BACKGROUND:Oxygen toxicity mediated by reactive oxygen species (ROS) plays an essential role in the development of bronchopulmonary dysplasia in premature infants. By reducing oxidative stress, antioxidants protect the immature lung. We studied the effects of MnTBAP, a catalytic antioxidant on angiogenesis and alveolar growth following neonatal hyperoxia.
METHODS:Newborn mouse litters randomized to room air (RA) or >95% O2 for 72 hours from day 4 (D4) to D7 to receive either MnTBAP (10 mg/kg/d) or saline intraperitoneally (every 24 h for three doses). Lungs harvested for angiogenic gene expression, protein expression, and histopathology post-hyperoxia exposure. Radial alveolar count (RAC), mean linear intercept (MLI) and vessel density assessed by histopathology.
RESULTS:Angiogenic gene expression was significantly lower in the hyperoxia group compared to the RA group. The protein expression for VEGF and its receptor, VEGFR1, was significantly lower following treatment with MnTBAP compared to hyperoxia alone. Expression of VEGFR2, Angiopoietin-1 and TIE2, were substantially higher in the RA groups compared to hyperoxia groups with or without MnTBAP. Hyperoxia groups demonstrated alveolar simplification. MnTBAP reduced vessel density and failed to improve alveolar growth following hyperoxia.
CONCLUSIONS:MnTBAP, a catalytic antioxidant, does not offer protection from hyperoxia-induced alveolar impairment.

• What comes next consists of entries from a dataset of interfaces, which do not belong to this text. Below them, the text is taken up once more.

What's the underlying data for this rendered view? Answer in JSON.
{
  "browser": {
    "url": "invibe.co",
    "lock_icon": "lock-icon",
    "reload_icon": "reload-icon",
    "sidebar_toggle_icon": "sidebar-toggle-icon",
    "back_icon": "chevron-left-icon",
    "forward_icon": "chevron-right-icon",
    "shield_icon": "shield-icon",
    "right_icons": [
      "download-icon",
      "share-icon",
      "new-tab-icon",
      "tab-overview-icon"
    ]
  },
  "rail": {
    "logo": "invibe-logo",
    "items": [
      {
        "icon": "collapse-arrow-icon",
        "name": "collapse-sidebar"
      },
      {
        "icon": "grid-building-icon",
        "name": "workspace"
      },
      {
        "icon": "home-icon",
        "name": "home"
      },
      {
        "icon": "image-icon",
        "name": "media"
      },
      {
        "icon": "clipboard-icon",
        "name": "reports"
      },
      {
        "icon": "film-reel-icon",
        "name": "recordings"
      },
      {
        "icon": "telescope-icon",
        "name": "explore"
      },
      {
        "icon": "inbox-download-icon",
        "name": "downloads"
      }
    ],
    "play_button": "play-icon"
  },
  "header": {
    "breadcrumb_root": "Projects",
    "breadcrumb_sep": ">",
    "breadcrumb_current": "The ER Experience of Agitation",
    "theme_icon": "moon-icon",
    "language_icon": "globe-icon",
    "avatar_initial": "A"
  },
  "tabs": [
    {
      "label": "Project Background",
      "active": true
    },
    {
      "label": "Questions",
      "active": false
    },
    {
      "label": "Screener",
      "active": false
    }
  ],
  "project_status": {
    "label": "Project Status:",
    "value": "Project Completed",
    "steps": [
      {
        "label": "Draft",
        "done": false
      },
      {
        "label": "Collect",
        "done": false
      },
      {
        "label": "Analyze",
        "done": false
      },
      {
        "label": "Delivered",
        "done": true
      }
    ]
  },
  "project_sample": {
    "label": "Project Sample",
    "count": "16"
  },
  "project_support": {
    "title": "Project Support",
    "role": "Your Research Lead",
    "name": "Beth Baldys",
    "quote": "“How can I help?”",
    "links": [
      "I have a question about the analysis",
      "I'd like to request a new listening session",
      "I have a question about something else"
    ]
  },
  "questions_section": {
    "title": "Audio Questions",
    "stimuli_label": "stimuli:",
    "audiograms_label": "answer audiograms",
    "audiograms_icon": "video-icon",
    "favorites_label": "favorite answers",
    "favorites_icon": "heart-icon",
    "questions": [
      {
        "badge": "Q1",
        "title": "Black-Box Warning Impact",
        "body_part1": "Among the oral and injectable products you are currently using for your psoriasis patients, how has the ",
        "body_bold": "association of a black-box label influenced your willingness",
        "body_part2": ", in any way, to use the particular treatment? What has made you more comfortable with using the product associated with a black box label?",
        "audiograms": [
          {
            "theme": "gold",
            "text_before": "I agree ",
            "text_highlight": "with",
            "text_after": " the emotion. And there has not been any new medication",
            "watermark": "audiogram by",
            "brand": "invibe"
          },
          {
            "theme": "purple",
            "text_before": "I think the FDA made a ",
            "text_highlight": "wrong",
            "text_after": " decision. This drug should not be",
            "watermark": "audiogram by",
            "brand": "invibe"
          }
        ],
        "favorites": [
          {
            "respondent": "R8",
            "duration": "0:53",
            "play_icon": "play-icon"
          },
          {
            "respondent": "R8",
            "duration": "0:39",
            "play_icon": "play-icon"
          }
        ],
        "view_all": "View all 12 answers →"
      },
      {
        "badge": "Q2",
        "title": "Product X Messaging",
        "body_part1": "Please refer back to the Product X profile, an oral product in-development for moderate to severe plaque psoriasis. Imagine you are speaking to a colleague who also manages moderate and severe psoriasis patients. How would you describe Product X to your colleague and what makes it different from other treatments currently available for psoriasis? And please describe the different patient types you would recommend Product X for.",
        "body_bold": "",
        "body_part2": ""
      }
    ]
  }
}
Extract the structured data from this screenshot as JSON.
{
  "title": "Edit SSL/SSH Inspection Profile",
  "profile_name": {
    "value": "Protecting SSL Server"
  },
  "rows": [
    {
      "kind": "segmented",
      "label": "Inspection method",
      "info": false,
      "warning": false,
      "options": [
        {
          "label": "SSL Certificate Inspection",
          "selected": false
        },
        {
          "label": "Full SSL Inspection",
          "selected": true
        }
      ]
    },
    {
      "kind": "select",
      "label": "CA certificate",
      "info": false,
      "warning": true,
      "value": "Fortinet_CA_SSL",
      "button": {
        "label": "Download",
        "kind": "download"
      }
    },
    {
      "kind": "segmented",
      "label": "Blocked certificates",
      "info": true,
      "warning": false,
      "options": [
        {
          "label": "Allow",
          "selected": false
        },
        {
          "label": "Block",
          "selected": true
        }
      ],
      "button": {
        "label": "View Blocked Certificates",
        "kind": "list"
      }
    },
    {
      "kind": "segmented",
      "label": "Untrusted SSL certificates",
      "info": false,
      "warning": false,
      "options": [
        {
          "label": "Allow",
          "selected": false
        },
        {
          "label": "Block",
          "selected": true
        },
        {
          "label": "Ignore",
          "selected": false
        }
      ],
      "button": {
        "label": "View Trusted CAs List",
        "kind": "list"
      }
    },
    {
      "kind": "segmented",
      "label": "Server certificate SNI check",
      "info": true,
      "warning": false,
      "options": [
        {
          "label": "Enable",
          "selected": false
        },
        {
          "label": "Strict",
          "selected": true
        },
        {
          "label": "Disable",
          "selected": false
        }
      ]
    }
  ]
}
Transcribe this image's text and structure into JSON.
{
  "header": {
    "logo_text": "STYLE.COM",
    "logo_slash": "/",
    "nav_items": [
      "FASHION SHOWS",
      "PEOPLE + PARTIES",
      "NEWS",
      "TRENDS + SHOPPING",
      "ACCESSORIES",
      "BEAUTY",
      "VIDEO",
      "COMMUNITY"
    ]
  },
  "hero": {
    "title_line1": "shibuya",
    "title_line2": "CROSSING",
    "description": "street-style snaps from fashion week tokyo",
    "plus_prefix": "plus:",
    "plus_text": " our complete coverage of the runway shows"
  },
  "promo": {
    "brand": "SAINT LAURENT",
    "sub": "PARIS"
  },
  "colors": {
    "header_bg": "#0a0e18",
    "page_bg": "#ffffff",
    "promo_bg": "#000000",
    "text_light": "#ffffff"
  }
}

The lack of angiogenic upregulation by MnTBAP may contribute to alveolar simplification in newborn mice.